■ **DESCRIPTION OF THE TASK**
Line by line, set down all the data below exactly, omitting any picture.

########

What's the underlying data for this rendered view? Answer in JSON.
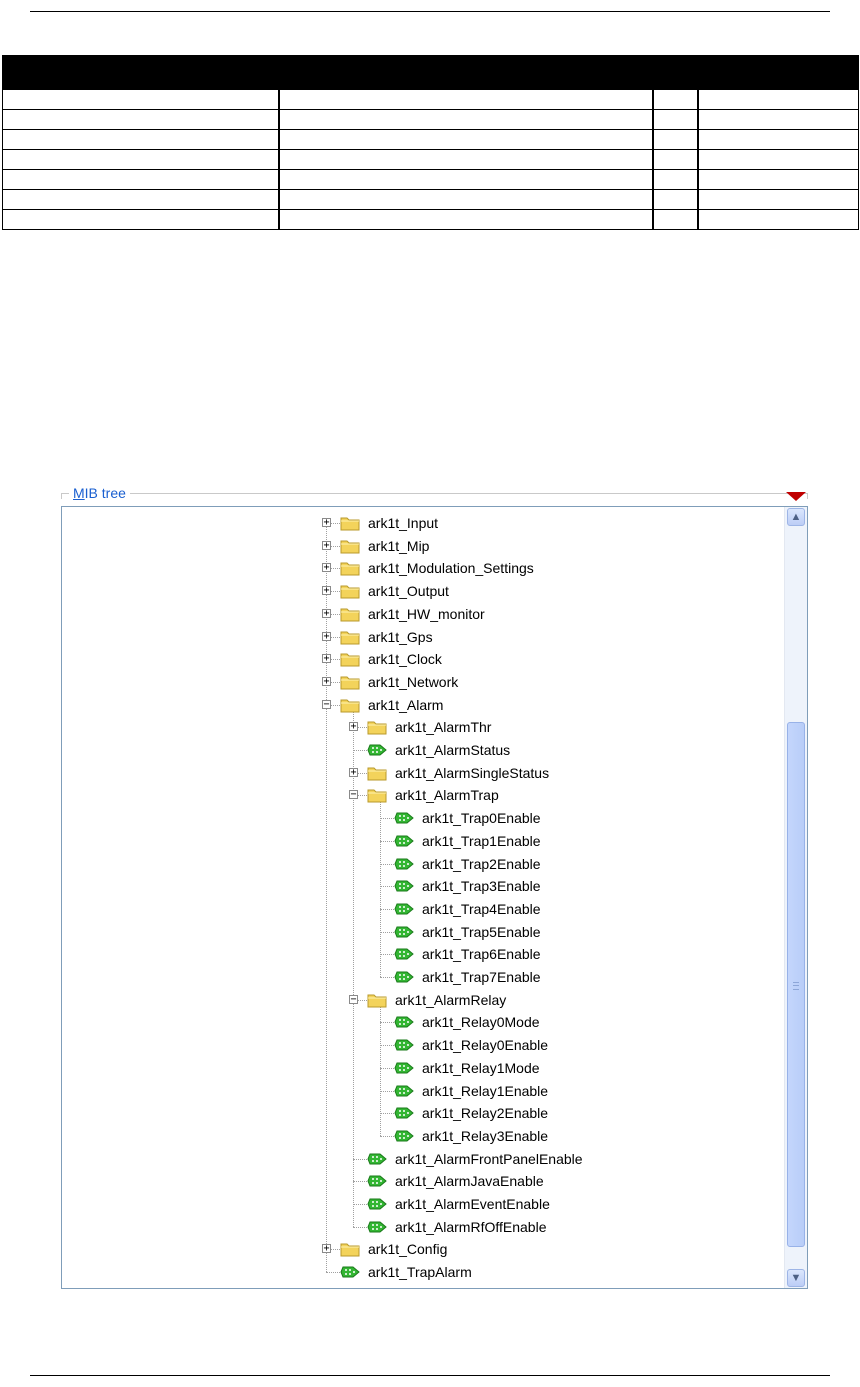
{
  "mib_tree": {
    "title_mnemonic": "M",
    "title_rest": "IB tree",
    "nodes": [
      {
        "label": "ark1t_Input",
        "type": "folder",
        "state": "collapsed",
        "depth": 0
      },
      {
        "label": "ark1t_Mip",
        "type": "folder",
        "state": "collapsed",
        "depth": 0
      },
      {
        "label": "ark1t_Modulation_Settings",
        "type": "folder",
        "state": "collapsed",
        "depth": 0
      },
      {
        "label": "ark1t_Output",
        "type": "folder",
        "state": "collapsed",
        "depth": 0
      },
      {
        "label": "ark1t_HW_monitor",
        "type": "folder",
        "state": "collapsed",
        "depth": 0
      },
      {
        "label": "ark1t_Gps",
        "type": "folder",
        "state": "collapsed",
        "depth": 0
      },
      {
        "label": "ark1t_Clock",
        "type": "folder",
        "state": "collapsed",
        "depth": 0
      },
      {
        "label": "ark1t_Network",
        "type": "folder",
        "state": "collapsed",
        "depth": 0
      },
      {
        "label": "ark1t_Alarm",
        "type": "folder",
        "state": "expanded",
        "depth": 0
      },
      {
        "label": "ark1t_AlarmThr",
        "type": "folder",
        "state": "collapsed",
        "depth": 1
      },
      {
        "label": "ark1t_AlarmStatus",
        "type": "leaf",
        "depth": 1
      },
      {
        "label": "ark1t_AlarmSingleStatus",
        "type": "folder",
        "state": "collapsed",
        "depth": 1
      },
      {
        "label": "ark1t_AlarmTrap",
        "type": "folder",
        "state": "expanded",
        "depth": 1
      },
      {
        "label": "ark1t_Trap0Enable",
        "type": "leaf",
        "depth": 2
      },
      {
        "label": "ark1t_Trap1Enable",
        "type": "leaf",
        "depth": 2
      },
      {
        "label": "ark1t_Trap2Enable",
        "type": "leaf",
        "depth": 2
      },
      {
        "label": "ark1t_Trap3Enable",
        "type": "leaf",
        "depth": 2
      },
      {
        "label": "ark1t_Trap4Enable",
        "type": "leaf",
        "depth": 2
      },
      {
        "label": "ark1t_Trap5Enable",
        "type": "leaf",
        "depth": 2
      },
      {
        "label": "ark1t_Trap6Enable",
        "type": "leaf",
        "depth": 2
      },
      {
        "label": "ark1t_Trap7Enable",
        "type": "leaf",
        "depth": 2
      },
      {
        "label": "ark1t_AlarmRelay",
        "type": "folder",
        "state": "expanded",
        "depth": 1
      },
      {
        "label": "ark1t_Relay0Mode",
        "type": "leaf",
        "depth": 2
      },
      {
        "label": "ark1t_Relay0Enable",
        "type": "leaf",
        "depth": 2
      },
      {
        "label": "ark1t_Relay1Mode",
        "type": "leaf",
        "depth": 2
      },
      {
        "label": "ark1t_Relay1Enable",
        "type": "leaf",
        "depth": 2
      },
      {
        "label": "ark1t_Relay2Enable",
        "type": "leaf",
        "depth": 2
      },
      {
        "label": "ark1t_Relay3Enable",
        "type": "leaf",
        "depth": 2
      },
      {
        "label": "ark1t_AlarmFrontPanelEnable",
        "type": "leaf",
        "depth": 1
      },
      {
        "label": "ark1t_AlarmJavaEnable",
        "type": "leaf",
        "depth": 1
      },
      {
        "label": "ark1t_AlarmEventEnable",
        "type": "leaf",
        "depth": 1
      },
      {
        "label": "ark1t_AlarmRfOffEnable",
        "type": "leaf",
        "depth": 1
      },
      {
        "label": "ark1t_Config",
        "type": "folder",
        "state": "collapsed",
        "depth": 0
      },
      {
        "label": "ark1t_TrapAlarm",
        "type": "leaf",
        "depth": 0
      }
    ]
  },
  "colors": {
    "title": "#1a5fd0",
    "marker": "#c00000",
    "folder": "#f3d35b",
    "leaf": "#33b633"
  },
  "scrollbar": {
    "position": "scrolled-down"
  }
}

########

■ **FINISHED EXERCISE**
What's the underlying data for this rendered view? Answer in JSON.
{
  "mib_tree": {
    "title_mnemonic": "M",
    "title_rest": "IB tree",
    "nodes": [
      {
        "label": "ark1t_Input",
        "type": "folder",
        "state": "collapsed",
        "depth": 0
      },
      {
        "label": "ark1t_Mip",
        "type": "folder",
        "state": "collapsed",
        "depth": 0
      },
      {
        "label": "ark1t_Modulation_Settings",
        "type": "folder",
        "state": "collapsed",
        "depth": 0
      },
      {
        "label": "ark1t_Output",
        "type": "folder",
        "state": "collapsed",
        "depth": 0
      },
      {
        "label": "ark1t_HW_monitor",
        "type": "folder",
        "state": "collapsed",
        "depth": 0
      },
      {
        "label": "ark1t_Gps",
        "type": "folder",
        "state": "collapsed",
        "depth": 0
      },
      {
        "label": "ark1t_Clock",
        "type": "folder",
        "state": "collapsed",
        "depth": 0
      },
      {
        "label": "ark1t_Network",
        "type": "folder",
        "state": "collapsed",
        "depth": 0
      },
      {
        "label": "ark1t_Alarm",
        "type": "folder",
        "state": "expanded",
        "depth": 0
      },
      {
        "label": "ark1t_AlarmThr",
        "type": "folder",
        "state": "collapsed",
        "depth": 1
      },
      {
        "label": "ark1t_AlarmStatus",
        "type": "leaf",
        "depth": 1
      },
      {
        "label": "ark1t_AlarmSingleStatus",
        "type": "folder",
        "state": "collapsed",
        "depth": 1
      },
      {
        "label": "ark1t_AlarmTrap",
        "type": "folder",
        "state": "expanded",
        "depth": 1
      },
      {
        "label": "ark1t_Trap0Enable",
        "type": "leaf",
        "depth": 2
      },
      {
        "label": "ark1t_Trap1Enable",
        "type": "leaf",
        "depth": 2
      },
      {
        "label": "ark1t_Trap2Enable",
        "type": "leaf",
        "depth": 2
      },
      {
        "label": "ark1t_Trap3Enable",
        "type": "leaf",
        "depth": 2
      },
      {
        "label": "ark1t_Trap4Enable",
        "type": "leaf",
        "depth": 2
      },
      {
        "label": "ark1t_Trap5Enable",
        "type": "leaf",
        "depth": 2
      },
      {
        "label": "ark1t_Trap6Enable",
        "type": "leaf",
        "depth": 2
      },
      {
        "label": "ark1t_Trap7Enable",
        "type": "leaf",
        "depth": 2
      },
      {
        "label": "ark1t_AlarmRelay",
        "type": "folder",
        "state": "expanded",
        "depth": 1
      },
      {
        "label": "ark1t_Relay0Mode",
        "type": "leaf",
        "depth": 2
      },
      {
        "label": "ark1t_Relay0Enable",
        "type": "leaf",
        "depth": 2
      },
      {
        "label": "ark1t_Relay1Mode",
        "type": "leaf",
        "depth": 2
      },
      {
        "label": "ark1t_Relay1Enable",
        "type": "leaf",
        "depth": 2
      },
      {
        "label": "ark1t_Relay2Enable",
        "type": "leaf",
        "depth": 2
      },
      {
        "label": "ark1t_Relay3Enable",
        "type": "leaf",
        "depth": 2
      },
      {
        "label": "ark1t_AlarmFrontPanelEnable",
        "type": "leaf",
        "depth": 1
      },
      {
        "label": "ark1t_AlarmJavaEnable",
        "type": "leaf",
        "depth": 1
      },
      {
        "label": "ark1t_AlarmEventEnable",
        "type": "leaf",
        "depth": 1
      },
      {
        "label": "ark1t_AlarmRfOffEnable",
        "type": "leaf",
        "depth": 1
      },
      {
        "label": "ark1t_Config",
        "type": "folder",
        "state": "collapsed",
        "depth": 0
      },
      {
        "label": "ark1t_TrapAlarm",
        "type": "leaf",
        "depth": 0
      }
    ]
  },
  "colors": {
    "title": "#1a5fd0",
    "marker": "#c00000",
    "folder": "#f3d35b",
    "leaf": "#33b633"
  },
  "scrollbar": {
    "position": "scrolled-down"
  }
}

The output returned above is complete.